## Task to carry out
Pick out each line of the records in which the word "footer" appears.

[[ Supplied entries, beginning ]]

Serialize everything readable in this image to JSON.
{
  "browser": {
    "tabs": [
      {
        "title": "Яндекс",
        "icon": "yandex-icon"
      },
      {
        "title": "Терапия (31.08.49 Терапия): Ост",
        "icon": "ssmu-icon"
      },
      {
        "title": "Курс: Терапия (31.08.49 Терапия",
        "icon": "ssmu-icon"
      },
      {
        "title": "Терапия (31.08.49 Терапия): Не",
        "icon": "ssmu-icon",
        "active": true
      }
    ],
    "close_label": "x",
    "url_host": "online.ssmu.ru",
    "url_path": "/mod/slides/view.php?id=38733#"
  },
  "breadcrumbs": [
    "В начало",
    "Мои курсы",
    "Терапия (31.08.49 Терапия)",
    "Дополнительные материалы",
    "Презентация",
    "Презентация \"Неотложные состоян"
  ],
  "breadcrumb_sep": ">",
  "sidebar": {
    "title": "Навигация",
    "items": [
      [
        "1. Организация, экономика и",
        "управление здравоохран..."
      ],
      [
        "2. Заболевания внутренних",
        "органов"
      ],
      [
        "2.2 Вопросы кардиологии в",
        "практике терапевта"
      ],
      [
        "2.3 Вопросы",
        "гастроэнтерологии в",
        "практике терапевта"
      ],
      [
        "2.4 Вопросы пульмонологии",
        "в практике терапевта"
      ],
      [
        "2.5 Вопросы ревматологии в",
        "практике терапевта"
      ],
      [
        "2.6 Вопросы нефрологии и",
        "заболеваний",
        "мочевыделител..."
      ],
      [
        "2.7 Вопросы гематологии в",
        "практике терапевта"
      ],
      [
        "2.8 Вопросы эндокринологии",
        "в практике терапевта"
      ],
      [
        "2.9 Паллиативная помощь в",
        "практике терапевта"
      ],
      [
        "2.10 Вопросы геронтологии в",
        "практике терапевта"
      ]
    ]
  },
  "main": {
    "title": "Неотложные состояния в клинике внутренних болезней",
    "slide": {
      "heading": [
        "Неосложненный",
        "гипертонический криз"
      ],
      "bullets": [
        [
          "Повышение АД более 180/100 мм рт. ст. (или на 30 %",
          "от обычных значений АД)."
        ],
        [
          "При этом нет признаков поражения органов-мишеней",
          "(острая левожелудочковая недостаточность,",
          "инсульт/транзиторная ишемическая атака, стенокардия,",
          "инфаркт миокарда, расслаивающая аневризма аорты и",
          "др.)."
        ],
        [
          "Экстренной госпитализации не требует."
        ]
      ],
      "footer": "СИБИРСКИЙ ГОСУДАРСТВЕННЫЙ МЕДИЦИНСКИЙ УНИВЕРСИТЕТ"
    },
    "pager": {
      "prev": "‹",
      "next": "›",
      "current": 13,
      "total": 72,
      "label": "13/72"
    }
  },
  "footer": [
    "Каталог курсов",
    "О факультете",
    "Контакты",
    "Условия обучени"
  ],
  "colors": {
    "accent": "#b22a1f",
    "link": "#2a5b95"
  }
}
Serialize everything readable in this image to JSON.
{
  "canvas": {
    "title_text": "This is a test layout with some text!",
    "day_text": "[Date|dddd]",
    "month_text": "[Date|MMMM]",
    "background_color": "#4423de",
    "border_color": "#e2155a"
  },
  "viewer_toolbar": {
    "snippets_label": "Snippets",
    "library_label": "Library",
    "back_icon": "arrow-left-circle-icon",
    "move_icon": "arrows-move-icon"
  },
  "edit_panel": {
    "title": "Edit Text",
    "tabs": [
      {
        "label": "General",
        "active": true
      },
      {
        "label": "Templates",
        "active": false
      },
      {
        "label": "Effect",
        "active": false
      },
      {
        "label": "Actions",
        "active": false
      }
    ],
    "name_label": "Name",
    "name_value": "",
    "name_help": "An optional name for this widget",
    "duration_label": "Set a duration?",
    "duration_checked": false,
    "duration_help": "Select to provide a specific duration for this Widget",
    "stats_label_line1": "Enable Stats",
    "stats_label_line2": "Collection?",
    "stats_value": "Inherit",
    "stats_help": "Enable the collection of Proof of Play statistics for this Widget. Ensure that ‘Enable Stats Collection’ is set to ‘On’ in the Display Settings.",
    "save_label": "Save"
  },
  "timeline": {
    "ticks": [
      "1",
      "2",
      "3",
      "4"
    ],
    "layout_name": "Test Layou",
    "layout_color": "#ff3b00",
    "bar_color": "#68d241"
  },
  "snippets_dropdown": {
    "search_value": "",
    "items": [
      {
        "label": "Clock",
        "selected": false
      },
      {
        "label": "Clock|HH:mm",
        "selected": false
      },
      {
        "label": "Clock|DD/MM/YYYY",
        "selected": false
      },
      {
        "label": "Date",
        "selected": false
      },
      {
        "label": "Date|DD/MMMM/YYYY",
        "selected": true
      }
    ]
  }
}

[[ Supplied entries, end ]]

## Task output
      "footer": "СИБИРСКИЙ ГОСУДАРСТВЕННЫЙ МЕДИЦИНСКИЙ УНИВЕРСИТЕТ"
  "footer": [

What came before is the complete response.